“In the first study, eye and lip size and roundness, and lower-face roundness were compared between a control sample of 289 photographic portraits and an experimental sample of 776 artistic portraits covering the whole period of the history of art. results showed that eye roundness, lip roundness, eye height, eye width, and lip height were significantly enhanced in artistic portraits compared to photographic ones. lip width and lower-face roundness, on the contrary, were less prominent in artistic than in photographic portraits. in a second study, forty-two art academy students were requested to draw two self-portraits, one with a mirror and one without (from memory). eye, lip, and lower-face roundness in artistic self-portraits was compared to the same features derived from photographic portraits of the participants. the results obtained confirmed those found in the first study. eye and lip size and roundness were greater in artistic self-portraits, while lower-face roundness was significantly reduced. the same degree of modification was found also when a mirror was available to the subjects. in a third study the effect of lower-face roundness on the perception of attractiveness was assessed: fifty-three participants had to adjust the face width of 24 photographic portraits in order to achieve the highest level of attractiveness. participants contracted the face width by a mean value of 5.26%, showing a preference for a reduced lower-face roundness. all results are discussed in terms of the importance of the ‘supernormalisation’ process as a means of assigning aesthetic value to perceptual stimuli.”

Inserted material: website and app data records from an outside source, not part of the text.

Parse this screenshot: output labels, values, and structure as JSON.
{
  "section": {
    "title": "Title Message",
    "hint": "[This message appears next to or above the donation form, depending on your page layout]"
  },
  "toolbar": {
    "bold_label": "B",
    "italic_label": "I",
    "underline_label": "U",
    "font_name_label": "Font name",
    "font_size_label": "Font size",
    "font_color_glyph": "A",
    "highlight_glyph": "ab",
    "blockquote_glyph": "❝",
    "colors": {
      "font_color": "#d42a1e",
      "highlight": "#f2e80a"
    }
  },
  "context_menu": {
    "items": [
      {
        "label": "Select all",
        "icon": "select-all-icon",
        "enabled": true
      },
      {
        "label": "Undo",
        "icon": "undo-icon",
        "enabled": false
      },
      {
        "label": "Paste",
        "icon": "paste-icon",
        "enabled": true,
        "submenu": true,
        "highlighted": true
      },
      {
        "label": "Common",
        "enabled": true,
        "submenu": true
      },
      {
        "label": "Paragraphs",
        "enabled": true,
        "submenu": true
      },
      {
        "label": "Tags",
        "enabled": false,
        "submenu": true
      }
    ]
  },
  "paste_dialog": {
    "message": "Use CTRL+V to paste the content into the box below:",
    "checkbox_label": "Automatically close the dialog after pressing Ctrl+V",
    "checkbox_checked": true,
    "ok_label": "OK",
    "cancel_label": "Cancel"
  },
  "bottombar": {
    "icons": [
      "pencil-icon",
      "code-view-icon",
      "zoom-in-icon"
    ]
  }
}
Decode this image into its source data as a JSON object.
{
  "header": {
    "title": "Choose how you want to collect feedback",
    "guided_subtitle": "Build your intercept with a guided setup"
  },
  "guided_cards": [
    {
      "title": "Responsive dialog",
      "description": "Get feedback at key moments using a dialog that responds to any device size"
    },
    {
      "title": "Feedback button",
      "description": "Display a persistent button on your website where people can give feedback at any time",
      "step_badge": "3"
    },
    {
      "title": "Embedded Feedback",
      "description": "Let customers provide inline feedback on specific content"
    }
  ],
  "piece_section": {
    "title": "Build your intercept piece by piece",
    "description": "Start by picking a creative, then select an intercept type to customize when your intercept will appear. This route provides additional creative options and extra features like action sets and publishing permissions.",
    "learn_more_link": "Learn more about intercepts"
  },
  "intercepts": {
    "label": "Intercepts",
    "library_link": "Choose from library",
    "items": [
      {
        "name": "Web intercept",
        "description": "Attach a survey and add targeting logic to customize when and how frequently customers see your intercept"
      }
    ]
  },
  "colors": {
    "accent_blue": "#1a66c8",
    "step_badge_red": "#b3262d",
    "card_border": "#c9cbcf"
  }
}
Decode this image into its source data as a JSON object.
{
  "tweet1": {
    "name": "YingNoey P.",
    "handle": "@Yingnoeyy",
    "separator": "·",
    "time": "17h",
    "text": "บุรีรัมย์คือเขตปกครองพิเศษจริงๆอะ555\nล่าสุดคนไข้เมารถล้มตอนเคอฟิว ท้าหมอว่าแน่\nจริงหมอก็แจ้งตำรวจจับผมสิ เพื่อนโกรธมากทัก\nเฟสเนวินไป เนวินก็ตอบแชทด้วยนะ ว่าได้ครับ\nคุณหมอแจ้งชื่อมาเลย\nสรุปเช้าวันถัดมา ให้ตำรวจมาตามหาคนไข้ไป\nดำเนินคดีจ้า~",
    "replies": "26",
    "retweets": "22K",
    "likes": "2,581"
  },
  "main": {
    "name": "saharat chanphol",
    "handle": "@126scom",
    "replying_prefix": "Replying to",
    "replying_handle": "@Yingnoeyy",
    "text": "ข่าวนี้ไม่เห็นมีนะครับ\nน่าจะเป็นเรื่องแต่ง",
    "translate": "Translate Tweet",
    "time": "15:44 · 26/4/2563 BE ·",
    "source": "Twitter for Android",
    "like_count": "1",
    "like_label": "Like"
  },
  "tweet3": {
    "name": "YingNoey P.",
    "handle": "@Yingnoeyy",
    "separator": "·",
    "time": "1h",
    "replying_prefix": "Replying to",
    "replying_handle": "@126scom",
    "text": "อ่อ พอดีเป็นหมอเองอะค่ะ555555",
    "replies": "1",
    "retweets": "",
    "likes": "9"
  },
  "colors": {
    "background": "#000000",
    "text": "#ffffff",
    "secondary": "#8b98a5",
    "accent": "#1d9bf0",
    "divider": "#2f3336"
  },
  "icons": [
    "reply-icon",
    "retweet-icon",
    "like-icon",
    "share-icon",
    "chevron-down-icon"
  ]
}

Goodwin, B. C., Browne, M., & Rockloff, M.. (2015). Measuring Preference for Supernormal Over Natural Rewards: A Two-Dimensional Anticipatory Pleasure Scale. Evolutionary Psychology
“Supernormal (sn) stimuli are artificial products that activate reward pathways and approach behavior more so than naturally occurring stimuli for which these systems were intended. many modern consumer products (e.g., snack foods, alcohol, and pornography) appear to incorporate sn features, leading to excessive consumption, in preference to naturally occurring alternatives. no measure currently exists for the self-report assessment of individual differences or changes in susceptibility to such stimuli. therefore, an anticipatory pleasure scale was modified to include items that represented both sn and natural (n) classes of rewarding stimuli. exploratory factor analysis yielded a two-factor solution, and as predicted, n and sn items reliably loaded on separate dimensions. internal reliability for the two scales was high, ρ =.93 and ρ =.90, respectively. the two-dimensional measure was evaluated via regression using the n and sn scale means as predictors and self-reports of daily consumption of 21 products…”
Liberticide = “destruction of liberty”. adjective liberticidal = “destructive of liberty”. after the French noun combining form liberticide: liberté, liberty + -i- + -cide, killing.
Latin etymology: libertas, liberty + caedere, to kill (cf. tyrannicide & regicide).
∴Ergo: Cognitive liberticide = “the destruction of cognitive liberty”.
“The conscious and intelligent manipulation of the organized habits and opinions of the masses is an important element in democratic society. Those who manipulate this unseen mechanism of society constitute an invisible government which is the true ruling power of our country. We are governed, our minds are molded, our tastes formed, our ideas suggested, largely by men we have never heard of. "
~ Edward Bernays on the first page of his book entitled "Propaganda" published in 1928.
Bernays was a nephew of Sigmund Freud and applied his ideas about the unconscious mind to mass-psychology. Bernays is allso called the father of public relations and the father of spin.